- Soft water: It lathers with soap. Water which is obtained from the rains is soft water. This water is suitable for household purposes for example laundry and cleaning.
- Hard water: It is known as hard water because of the presence of salts of calcium and magnesium. Hard water does not lather with soap but instead forms a precipitate. It causes stains and clogs shower heads and faucets.
Check difference between hard water and soft water
What is Hard Water?
Hard water has high mineral content. It is formed when water percolates through the deposits of chalk and limestone which are made up of magnesium and calcium carbonates. It does not lather with soap, so it is not suitable for laundry purposes.
Hard water is safe to drink but using over a long interval of time can lead to many problems like:
- Strains in skin
- Water appliances work harder resulting in higher water bills
- Spots appear on clothes and linens
Types of Hardness of Water
The hardness of water can be classified into two types:
- Temporary Hardness
- Permanent Hardness
Temporary Hardness of Water:
The presence of magnesium and calcium carbonates in water makes it temporarily hard. In this case, the hardness in water can be removed by boiling the water.
When we boil water the soluble salts of Mg(HCO3)2 is converted to Mg(OH)2 which is insoluble and hence gets precipitated and is removed. After filtration, the water we get is soft water.
Permanent Hardness of Water:
When the soluble salts of magnesium and calcium are present in the form of chlorides and sulphides in water, we call it permanent hardness because this hardness cannot be removed by boiling.
We can remove this hardness by treating the water with washing soda.

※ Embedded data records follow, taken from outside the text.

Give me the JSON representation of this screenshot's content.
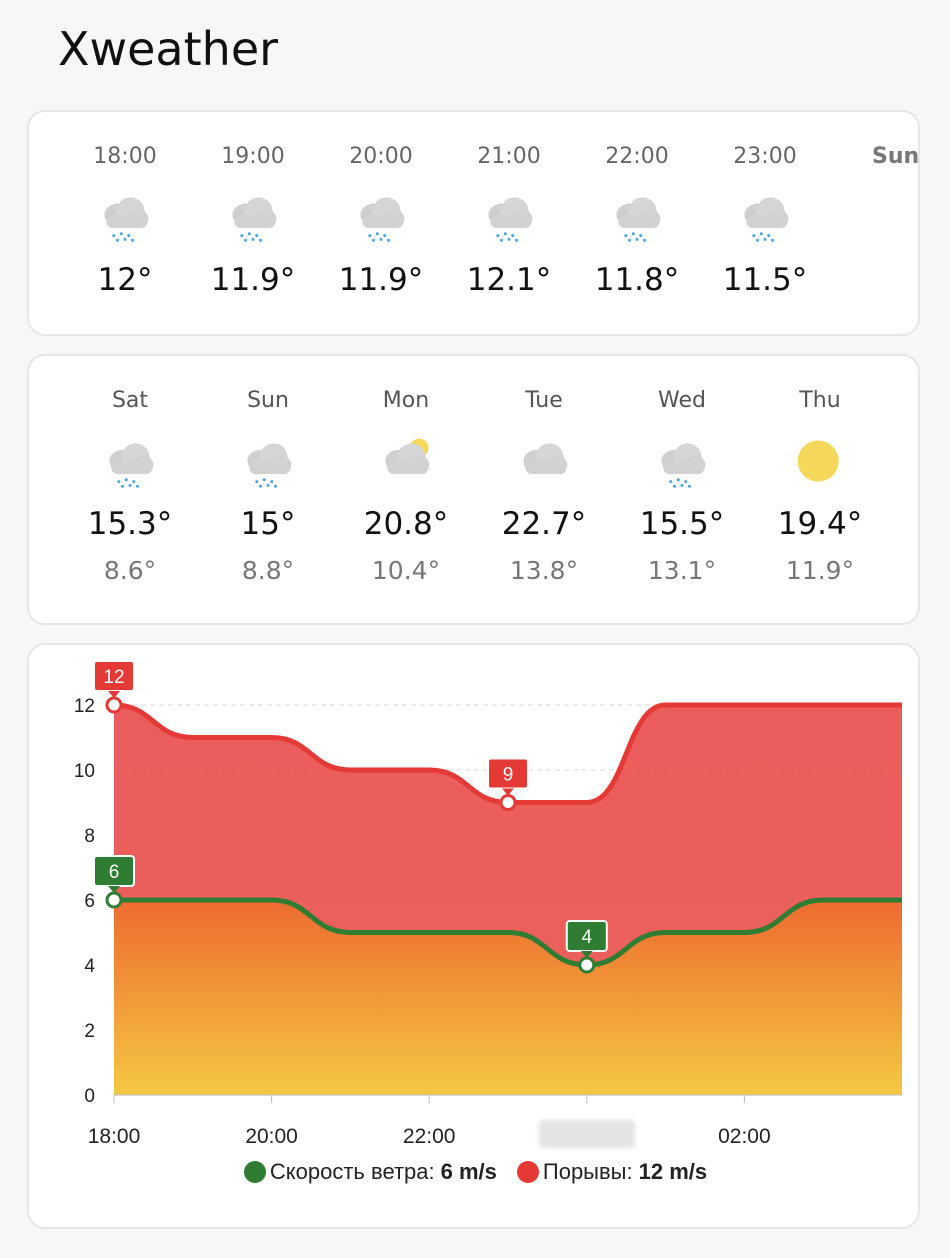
{
  "app": {
    "title": "Xweather"
  },
  "hourly": {
    "items": [
      {
        "time": "18:00",
        "icon": "rain-cloud-icon",
        "temp": "12°"
      },
      {
        "time": "19:00",
        "icon": "rain-cloud-icon",
        "temp": "11.9°"
      },
      {
        "time": "20:00",
        "icon": "rain-cloud-icon",
        "temp": "11.9°"
      },
      {
        "time": "21:00",
        "icon": "rain-cloud-icon",
        "temp": "12.1°"
      },
      {
        "time": "22:00",
        "icon": "rain-cloud-icon",
        "temp": "11.8°"
      },
      {
        "time": "23:00",
        "icon": "rain-cloud-icon",
        "temp": "11.5°"
      }
    ],
    "next_label": "Sun"
  },
  "daily": {
    "items": [
      {
        "day": "Sat",
        "icon": "rain-cloud-icon",
        "high": "15.3°",
        "low": "8.6°"
      },
      {
        "day": "Sun",
        "icon": "rain-cloud-icon",
        "high": "15°",
        "low": "8.8°"
      },
      {
        "day": "Mon",
        "icon": "partly-cloudy-icon",
        "high": "20.8°",
        "low": "10.4°"
      },
      {
        "day": "Tue",
        "icon": "cloud-icon",
        "high": "22.7°",
        "low": "13.8°"
      },
      {
        "day": "Wed",
        "icon": "rain-cloud-icon",
        "high": "15.5°",
        "low": "13.1°"
      },
      {
        "day": "Thu",
        "icon": "sun-icon",
        "high": "19.4°",
        "low": "11.9°"
      }
    ]
  },
  "chart_data": {
    "type": "area",
    "x": [
      "18:00",
      "19:00",
      "20:00",
      "21:00",
      "22:00",
      "23:00",
      "00:00",
      "01:00",
      "02:00",
      "03:00",
      "04:00"
    ],
    "x_ticks": [
      "18:00",
      "20:00",
      "22:00",
      "",
      "02:00"
    ],
    "ylim": [
      0,
      12
    ],
    "y_ticks": [
      0,
      2,
      4,
      6,
      8,
      10,
      12
    ],
    "grid": true,
    "series": [
      {
        "name": "Порывы",
        "color": "#e53935",
        "values": [
          12,
          11,
          11,
          10,
          10,
          9,
          9,
          12,
          12,
          12,
          12
        ],
        "annotations": [
          {
            "index": 0,
            "label": "12"
          },
          {
            "index": 5,
            "label": "9"
          }
        ]
      },
      {
        "name": "Скорость ветра",
        "color": "#2e7d32",
        "values": [
          6,
          6,
          6,
          5,
          5,
          5,
          4,
          5,
          5,
          6,
          6
        ],
        "annotations": [
          {
            "index": 0,
            "label": "6"
          },
          {
            "index": 6,
            "label": "4"
          }
        ]
      }
    ],
    "legend": {
      "placement": "bottom",
      "items": [
        {
          "label": "Скорость ветра:",
          "value": "6 m/s",
          "color": "#2e7d32"
        },
        {
          "label": "Порывы:",
          "value": "12 m/s",
          "color": "#e53935"
        }
      ]
    }
  }
}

Insoluble carbonates are formed when washing soda reacts with the sulphide and chloride salts of magnesium and calcium and thus, hard water is converted to soft water.
Harmful Effects of Hard Water
Some of the most common signs of hard water include:
- Linens and clothes look dull and feel rough.
- Ugly stains on white porcelain and scale build-up on faucets
- Low water pressure from showers due to clogged pipes.
- Chalky, white residue or spots appear on dishes.
- Strains appearing in the shower.